• **TASK DIRECTIONS**:
The records come next. Copy all of them exactly.

• **SOURCE MATERIAL**:
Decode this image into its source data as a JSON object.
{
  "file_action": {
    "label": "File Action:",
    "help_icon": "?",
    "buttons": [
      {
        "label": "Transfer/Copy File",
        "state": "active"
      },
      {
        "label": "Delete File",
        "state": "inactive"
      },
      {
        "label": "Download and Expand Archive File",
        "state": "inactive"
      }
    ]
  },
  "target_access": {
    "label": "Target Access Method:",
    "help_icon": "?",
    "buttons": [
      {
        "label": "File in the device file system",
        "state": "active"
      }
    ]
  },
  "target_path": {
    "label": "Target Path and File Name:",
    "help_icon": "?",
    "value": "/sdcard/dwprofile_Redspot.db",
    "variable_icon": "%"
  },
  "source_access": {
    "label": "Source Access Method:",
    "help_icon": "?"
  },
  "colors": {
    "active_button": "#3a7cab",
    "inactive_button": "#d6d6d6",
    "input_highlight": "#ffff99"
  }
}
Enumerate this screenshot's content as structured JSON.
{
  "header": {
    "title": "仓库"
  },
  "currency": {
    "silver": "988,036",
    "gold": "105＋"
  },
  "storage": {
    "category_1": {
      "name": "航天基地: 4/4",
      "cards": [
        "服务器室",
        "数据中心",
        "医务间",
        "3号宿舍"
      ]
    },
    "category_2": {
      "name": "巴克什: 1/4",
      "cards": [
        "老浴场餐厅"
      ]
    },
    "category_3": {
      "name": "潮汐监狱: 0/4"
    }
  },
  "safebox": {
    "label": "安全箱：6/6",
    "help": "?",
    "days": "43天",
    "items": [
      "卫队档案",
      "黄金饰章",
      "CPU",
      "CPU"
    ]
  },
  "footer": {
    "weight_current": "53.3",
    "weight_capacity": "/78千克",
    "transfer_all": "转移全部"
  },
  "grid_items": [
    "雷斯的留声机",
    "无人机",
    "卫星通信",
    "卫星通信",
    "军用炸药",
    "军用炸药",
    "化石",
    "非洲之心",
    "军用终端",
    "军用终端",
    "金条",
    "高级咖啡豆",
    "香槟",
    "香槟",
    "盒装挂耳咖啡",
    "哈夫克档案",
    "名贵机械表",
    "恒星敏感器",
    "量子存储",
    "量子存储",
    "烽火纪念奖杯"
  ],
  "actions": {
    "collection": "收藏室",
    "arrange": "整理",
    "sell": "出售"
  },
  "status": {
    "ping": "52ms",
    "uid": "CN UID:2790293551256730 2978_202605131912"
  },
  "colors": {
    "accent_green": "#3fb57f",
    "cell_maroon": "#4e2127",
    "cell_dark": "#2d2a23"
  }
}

• **RESULT OF THE EXERCISE**:
Decode this image into its source data as a JSON object.
{
  "file_action": {
    "label": "File Action:",
    "help_icon": "?",
    "buttons": [
      {
        "label": "Transfer/Copy File",
        "state": "active"
      },
      {
        "label": "Delete File",
        "state": "inactive"
      },
      {
        "label": "Download and Expand Archive File",
        "state": "inactive"
      }
    ]
  },
  "target_access": {
    "label": "Target Access Method:",
    "help_icon": "?",
    "buttons": [
      {
        "label": "File in the device file system",
        "state": "active"
      }
    ]
  },
  "target_path": {
    "label": "Target Path and File Name:",
    "help_icon": "?",
    "value": "/sdcard/dwprofile_Redspot.db",
    "variable_icon": "%"
  },
  "source_access": {
    "label": "Source Access Method:",
    "help_icon": "?"
  },
  "colors": {
    "active_button": "#3a7cab",
    "inactive_button": "#d6d6d6",
    "input_highlight": "#ffff99"
  }
}
Enumerate this screenshot's content as structured JSON.
{
  "header": {
    "title": "仓库"
  },
  "currency": {
    "silver": "988,036",
    "gold": "105＋"
  },
  "storage": {
    "category_1": {
      "name": "航天基地: 4/4",
      "cards": [
        "服务器室",
        "数据中心",
        "医务间",
        "3号宿舍"
      ]
    },
    "category_2": {
      "name": "巴克什: 1/4",
      "cards": [
        "老浴场餐厅"
      ]
    },
    "category_3": {
      "name": "潮汐监狱: 0/4"
    }
  },
  "safebox": {
    "label": "安全箱：6/6",
    "help": "?",
    "days": "43天",
    "items": [
      "卫队档案",
      "黄金饰章",
      "CPU",
      "CPU"
    ]
  },
  "footer": {
    "weight_current": "53.3",
    "weight_capacity": "/78千克",
    "transfer_all": "转移全部"
  },
  "grid_items": [
    "雷斯的留声机",
    "无人机",
    "卫星通信",
    "卫星通信",
    "军用炸药",
    "军用炸药",
    "化石",
    "非洲之心",
    "军用终端",
    "军用终端",
    "金条",
    "高级咖啡豆",
    "香槟",
    "香槟",
    "盒装挂耳咖啡",
    "哈夫克档案",
    "名贵机械表",
    "恒星敏感器",
    "量子存储",
    "量子存储",
    "烽火纪念奖杯"
  ],
  "actions": {
    "collection": "收藏室",
    "arrange": "整理",
    "sell": "出售"
  },
  "status": {
    "ping": "52ms",
    "uid": "CN UID:2790293551256730 2978_202605131912"
  },
  "colors": {
    "accent_green": "#3fb57f",
    "cell_maroon": "#4e2127",
    "cell_dark": "#2d2a23"
  }
}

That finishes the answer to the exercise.